My sisters and my friends and I used to go down to the river at Roelands Mission. The first time we went, we saw these creepy black things crawling along the bottom of the river. We wouldn’t get in, we just stood there and watched them. The Missionaries’ son was in the orchid there, near the river. We waved down his truck and asked him if it was alright to swim ‘cause we were frightened to get in the water. He told us they were marrons, fresh water fish. We asked if we could eat them, and he said, yes, they are a delicacy.
After he left, one of the children said, who’s gonna get one? I said, I wanna get one. And I jumped in the water. But I made too much sound the first time and he took off under the log. One of the boys sang out to me, stand in the shadows sister, wait ‘til he come out. Don’t move. So I put my hand down at the back where he came out from and he darted out. I grabbed him by the tail and I flipped him and he fell onto one of the sister girls and she started screaming. It fell off her and onto the ground. She ran back up to the mission but she didn’t tell on us.
We stood there and watched it for a while. That was the first time I ever caught a marron. Then I let him go. We sat back down on the riverbank. I said, this river must be full of those, we can get away from the mission and come down here to escape and catch more.
They all started laughing and said, no they’ll be watching us. We can’t get anywhere.But I just kept daydreaming.
We walked back up the mission. I lingered behind ‘cause I wanted to go back to see if that marron was ok. But they wouldn’t let me go back alone ‘cause I was the smallest. We went down for swimming a lot after that. There was always one of the children on the hill on lookout, like those meerkats you see on TV, looking out for the rest of the pack. We caught marrons, mussels and turtles. But we always had to put things back ‘cause we couldn’t take them back to the Mission. Everything we needed to survive was all around us there. We could’ve eaten the bush food if we’d run away. The things were there but we couldn’t live that way. We could’ve lived off that river. I daydreamed about that. - Norma Garlett

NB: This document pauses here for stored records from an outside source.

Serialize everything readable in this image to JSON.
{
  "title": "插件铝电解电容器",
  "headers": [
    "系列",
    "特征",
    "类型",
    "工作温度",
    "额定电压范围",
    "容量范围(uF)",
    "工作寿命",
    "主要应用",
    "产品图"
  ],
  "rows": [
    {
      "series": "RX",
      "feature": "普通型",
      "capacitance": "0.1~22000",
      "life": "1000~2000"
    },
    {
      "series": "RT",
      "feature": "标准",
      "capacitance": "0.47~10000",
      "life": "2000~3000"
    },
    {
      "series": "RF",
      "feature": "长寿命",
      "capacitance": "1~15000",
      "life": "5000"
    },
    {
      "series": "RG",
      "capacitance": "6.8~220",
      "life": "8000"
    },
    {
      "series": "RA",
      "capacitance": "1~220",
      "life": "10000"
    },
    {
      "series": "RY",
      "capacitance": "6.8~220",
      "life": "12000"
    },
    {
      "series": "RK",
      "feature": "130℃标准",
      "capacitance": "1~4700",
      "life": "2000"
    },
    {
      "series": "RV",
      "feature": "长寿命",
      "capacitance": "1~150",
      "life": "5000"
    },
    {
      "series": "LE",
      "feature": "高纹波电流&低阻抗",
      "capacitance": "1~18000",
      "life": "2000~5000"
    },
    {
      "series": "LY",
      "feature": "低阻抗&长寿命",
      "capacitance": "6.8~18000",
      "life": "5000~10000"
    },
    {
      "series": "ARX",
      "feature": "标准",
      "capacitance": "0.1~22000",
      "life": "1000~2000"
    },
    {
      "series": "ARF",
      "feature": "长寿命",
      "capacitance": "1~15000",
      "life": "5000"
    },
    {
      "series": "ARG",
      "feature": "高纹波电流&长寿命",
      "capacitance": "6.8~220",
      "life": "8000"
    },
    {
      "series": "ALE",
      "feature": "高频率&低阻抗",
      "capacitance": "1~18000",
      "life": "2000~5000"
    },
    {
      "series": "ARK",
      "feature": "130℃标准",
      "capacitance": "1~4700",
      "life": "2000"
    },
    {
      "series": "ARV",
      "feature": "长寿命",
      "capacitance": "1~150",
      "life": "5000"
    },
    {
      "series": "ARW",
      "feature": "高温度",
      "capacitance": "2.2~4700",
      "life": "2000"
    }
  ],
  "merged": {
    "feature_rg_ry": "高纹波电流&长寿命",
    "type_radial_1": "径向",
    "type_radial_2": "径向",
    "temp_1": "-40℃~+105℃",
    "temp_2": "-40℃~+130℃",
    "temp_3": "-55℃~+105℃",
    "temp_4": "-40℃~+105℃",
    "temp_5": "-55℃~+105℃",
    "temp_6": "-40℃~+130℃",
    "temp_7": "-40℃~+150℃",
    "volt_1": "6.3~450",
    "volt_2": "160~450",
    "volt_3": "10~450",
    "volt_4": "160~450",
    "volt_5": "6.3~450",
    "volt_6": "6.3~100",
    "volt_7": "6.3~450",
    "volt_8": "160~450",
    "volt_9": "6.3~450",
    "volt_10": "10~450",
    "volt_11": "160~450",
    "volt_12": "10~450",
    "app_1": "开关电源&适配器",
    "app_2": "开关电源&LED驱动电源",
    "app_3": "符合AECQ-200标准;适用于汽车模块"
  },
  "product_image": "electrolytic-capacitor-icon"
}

Granny Ngweeyal was a great gran of mine. He lived in York with my grandmother and grandfather, a few streets away from where we were in my childhood. He had his mia-mia about 200 yards down the road and he came to the house for his meals. He was never a person that came into the house. He’d sit outside and have his meals.
He was well respected in the family because of his knowledge of language and the Noongar way. He knew his culture very well and he passed it on to all my uncles on the Yarran side of the family and my mother and aunty. They all learnt the language from him. Everyone called him Granny. Granny was really respected amongst the Wadjela community around York. He used to go around a chop wood for Wadjela ladies and make prop-sticks for their clotheslines. Cowan Road and Cowan bridge were named after him. - Deborah Moody
Elaine Dickie (née Ryder), Benedict’s Bike, lino print on plywood, 2016.
Photo: Bo Wong
My dad used to live on a farm called Masters’ Farm, halfway between Toodyay and Northam. As they told me, he used to ride his bike from Masters’ to Northam to the water supply where he worked, then home again. He used to fill his wheels with flour or a hose because the road was so hectic with rocks. He was known for riding his bike everywhere. - Elaine Dickie (nee Ryder)